After bleeding issues having been addressed, the third step of the method of the present invention comprises remedying any airway issues present among the casualties. Again, second only to bleeding issues, compromised airways must also be immediately addressed to prevent increased mortality rates during the emergency situation. The instructional casualty treatment information 30 within the kits 10 may provide the proper steps to sweep and clear patient airways, perform CPR, and the like.
Once bleeding and airway issues have been sufficiently resolved, casualties may then be placed in a recovery position, reassured, and continually reassessed until experienced emergency medical assistance is available. The instructional casualty treatment information 30 within the kits 10 may provide the proper steps for placing a casualty in a safe recovery position (see FIG. 7).
In accordance with the method steps of the present invention and after all casualties have been sufficiently attended to, the kit 10 may provide one or more casualty placards 50 that may be placed in a window or otherwise positioned to be seen by emergency response teams present or soon-to-be arriving at the emergency site. The plurality of casualty placards 50 quickly and easily communicates casualty information to emergency response teams allowing such teams to incorporate the casualty information into their rescue plan or threat assessment strategy, depending on the specific nature of the emergency situation. In events such as earthquakes, the plurality of casualty placards 50 may notify emergency response teams where the most critically injured casualties are located to assist in minimizing further loss of life after the natural disaster has subsided. In events such as school shootings, the plurality of casualty placards 50 may notify emergency response teams where the most critically injured casualties are and may further indicate a general location where a violent perpetrator or other continued threat may exist due to the known locations of the deceased victims and the most critically injured casualties. The plurality of casualty placards 50 may be used to update the medical status of casualties in a specific room or section of a facility to allow emergency response teams to re-prioritize their rescue strategy if casualty location and status is determinative.
While many facilities are adequately protected from less likely threats such as fire, the system and methods of the present invention provide materials and prioritized method steps to help emergency situation survivors mitigate and minimize casualty mortality immediately following any number of emergency situations. The application and use of the present invention will save many lives that may have otherwise perished during a catastrophic event or emergency situation.

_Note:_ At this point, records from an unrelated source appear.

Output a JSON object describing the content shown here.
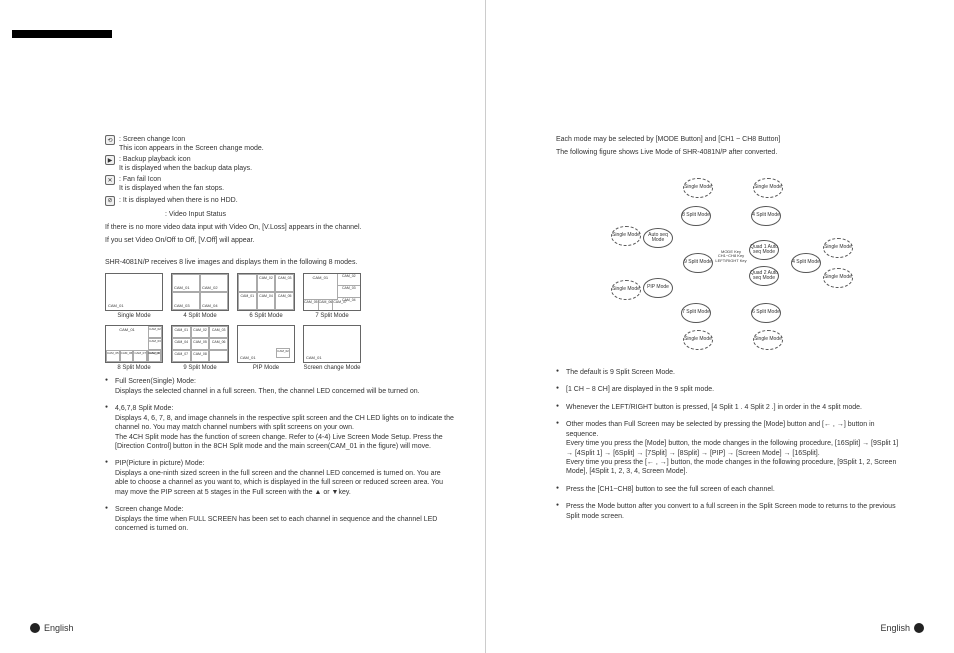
{
  "left": {
    "icons": [
      {
        "label": "Screen change Icon",
        "desc": "This icon appears in the Screen change mode."
      },
      {
        "label": "Backup playback icon",
        "desc": "It is displayed when the backup data plays."
      },
      {
        "label": "Fan fail Icon",
        "desc": "It is displayed when the fan stops."
      },
      {
        "label": "",
        "desc": "It is displayed when there is no HDD."
      }
    ],
    "video_status_label": ": Video Input Status",
    "video_status_1": "If there is no more video data input with Video On, [V.Loss] appears in the channel.",
    "video_status_2": "If you set Video On/Off to Off, [V.Off] will appear.",
    "modes_intro": "SHR-4081N/P receives 8 live images and displays them in the following 8 modes.",
    "mode_labels": {
      "single": "Single Mode",
      "split4": "4 Split Mode",
      "split6": "6 Split Mode",
      "split7": "7 Split Mode",
      "split8": "8 Split Mode",
      "split9": "9 Split Mode",
      "pip": "PIP Mode",
      "screen_change": "Screen change Mode"
    },
    "cam": "CAM_01",
    "bullets": [
      {
        "title": "Full Screen(Single) Mode:",
        "body": "Displays the selected channel in a full screen. Then, the channel LED concerned will be turned on."
      },
      {
        "title": "4,6,7,8 Split Mode:",
        "body": "Displays 4, 6, 7, 8, and image channels in the respective split screen and the CH LED lights on to indicate the channel no. You may match channel numbers with split screens on your own.\nThe 4CH Split mode has the function of screen change. Refer to (4-4) Live Screen Mode Setup. Press the [Direction Control] button in the 8CH Split mode and the main screen(CAM_01 in the figure) will move."
      },
      {
        "title": "PIP(Picture in picture) Mode:",
        "body": "Displays a one-ninth sized screen in the full screen and the channel LED concerned is turned on. You are able to choose a channel as you want to, which is displayed in the full screen or reduced screen area. You may move the PIP screen at 5 stages in the Full screen with the ▲ or ▼key."
      },
      {
        "title": "Screen change Mode:",
        "body": "Displays the time when FULL SCREEN has been set to each channel in sequence and the channel LED concerned is turned on."
      }
    ],
    "footer": "English"
  },
  "right": {
    "intro1": "Each mode may be selected by [MODE Button] and [CH1 ~ CH8 Button]",
    "intro2": "The following figure shows Live Mode of SHR-4081N/P after converted.",
    "diagram_nodes": {
      "center_left": "9 Split Mode",
      "center_right_top": "Quad 1 Auto seq Mode",
      "center_right_bot": "Quad 2 Auto seq Mode",
      "pip": "PIP Mode",
      "auto": "Auto seq Mode",
      "single": "Single Mode",
      "s4": "4 Split Mode",
      "s6": "6 Split Mode",
      "s7": "7 Split Mode",
      "s8": "8 Split Mode",
      "key_label": "MODE Key CH1~CH8 Key LEFT/RIGHT Key"
    },
    "bullets": [
      "The default is 9 Split Screen Mode.",
      "[1 CH ~ 8 CH] are displayed in the 9 split mode.",
      "Whenever the LEFT/RIGHT button is pressed, [4 Split 1 . 4 Split 2 .] in order in the 4 split mode.",
      "Other modes than Full Screen may be selected by pressing the [Mode] button and [← , →] button in sequence.\nEvery time you press the [Mode] button, the mode changes in the following procedure, [16Split] → [9Split 1] → [4Split 1] → [6Split] → [7Split] → [8Split] → [PIP] → [Screen Mode] → [16Split].\nEvery time you press the [← , →] button, the mode changes in the following procedure, [9Split 1, 2, Screen Mode], [4Split 1, 2, 3, 4, Screen Mode].",
      "Press the [CH1~CH8] button to see the full screen of each channel.",
      "Press the Mode button after you convert to a full screen in the Split Screen mode to returns to the previous Split mode screen."
    ],
    "footer": "English"
  }
}
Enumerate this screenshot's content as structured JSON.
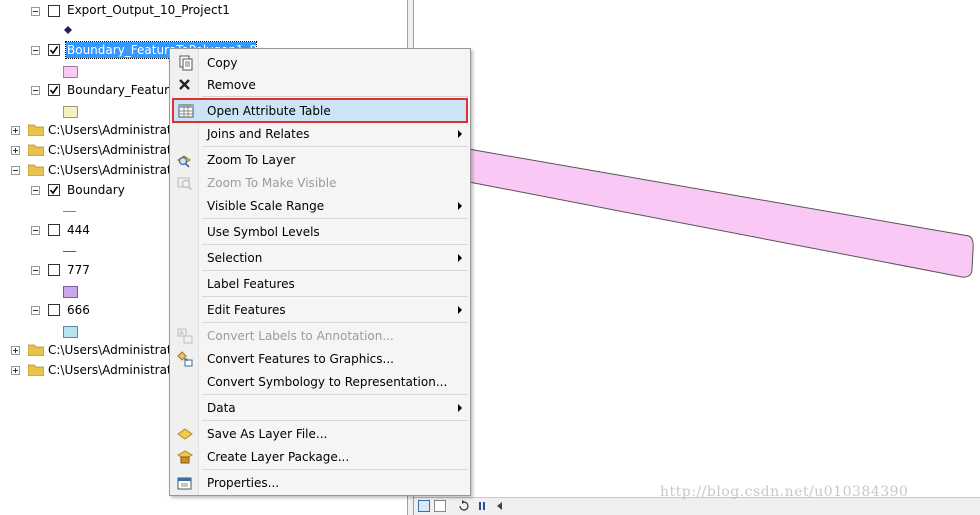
{
  "toc": {
    "rows": [
      {
        "label": "Export_Output_10_Project1"
      },
      {
        "label": "Boundary_FeatureToPolygon1_P"
      },
      {
        "label": "Boundary_Feature"
      },
      {
        "label": "C:\\Users\\Administrat"
      },
      {
        "label": "C:\\Users\\Administrat"
      },
      {
        "label": "C:\\Users\\Administrat"
      },
      {
        "label": "Boundary"
      },
      {
        "label": "444"
      },
      {
        "label": "777"
      },
      {
        "label": "666"
      },
      {
        "label": "C:\\Users\\Administrat"
      },
      {
        "label": "C:\\Users\\Administrat"
      }
    ]
  },
  "context_menu": {
    "items": [
      {
        "label": "Copy"
      },
      {
        "label": "Remove"
      },
      {
        "label": "Open Attribute Table"
      },
      {
        "label": "Joins and Relates"
      },
      {
        "label": "Zoom To Layer"
      },
      {
        "label": "Zoom To Make Visible"
      },
      {
        "label": "Visible Scale Range"
      },
      {
        "label": "Use Symbol Levels"
      },
      {
        "label": "Selection"
      },
      {
        "label": "Label Features"
      },
      {
        "label": "Edit Features"
      },
      {
        "label": "Convert Labels to Annotation..."
      },
      {
        "label": "Convert Features to Graphics..."
      },
      {
        "label": "Convert Symbology to Representation..."
      },
      {
        "label": "Data"
      },
      {
        "label": "Save As Layer File..."
      },
      {
        "label": "Create Layer Package..."
      },
      {
        "label": "Properties..."
      }
    ]
  },
  "watermark": "http://blog.csdn.net/u010384390",
  "colors": {
    "selection": "#3399ff",
    "highlight_border": "#e0302c",
    "highlight_fill": "#cce4f7",
    "polygon_fill": "#f9c8f5",
    "folder": "#e8c24a"
  }
}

While the above description contains much specificity, these should not be construed as limitations on the scope of any embodiment, but as exemplifications of the presently preferred embodiments thereof Many other ramifications and variations are possible within the teachings of the various embodiments.
Thus the scope of the invention should be determined by the appended claims and their legal equivalents, and not by the examples given.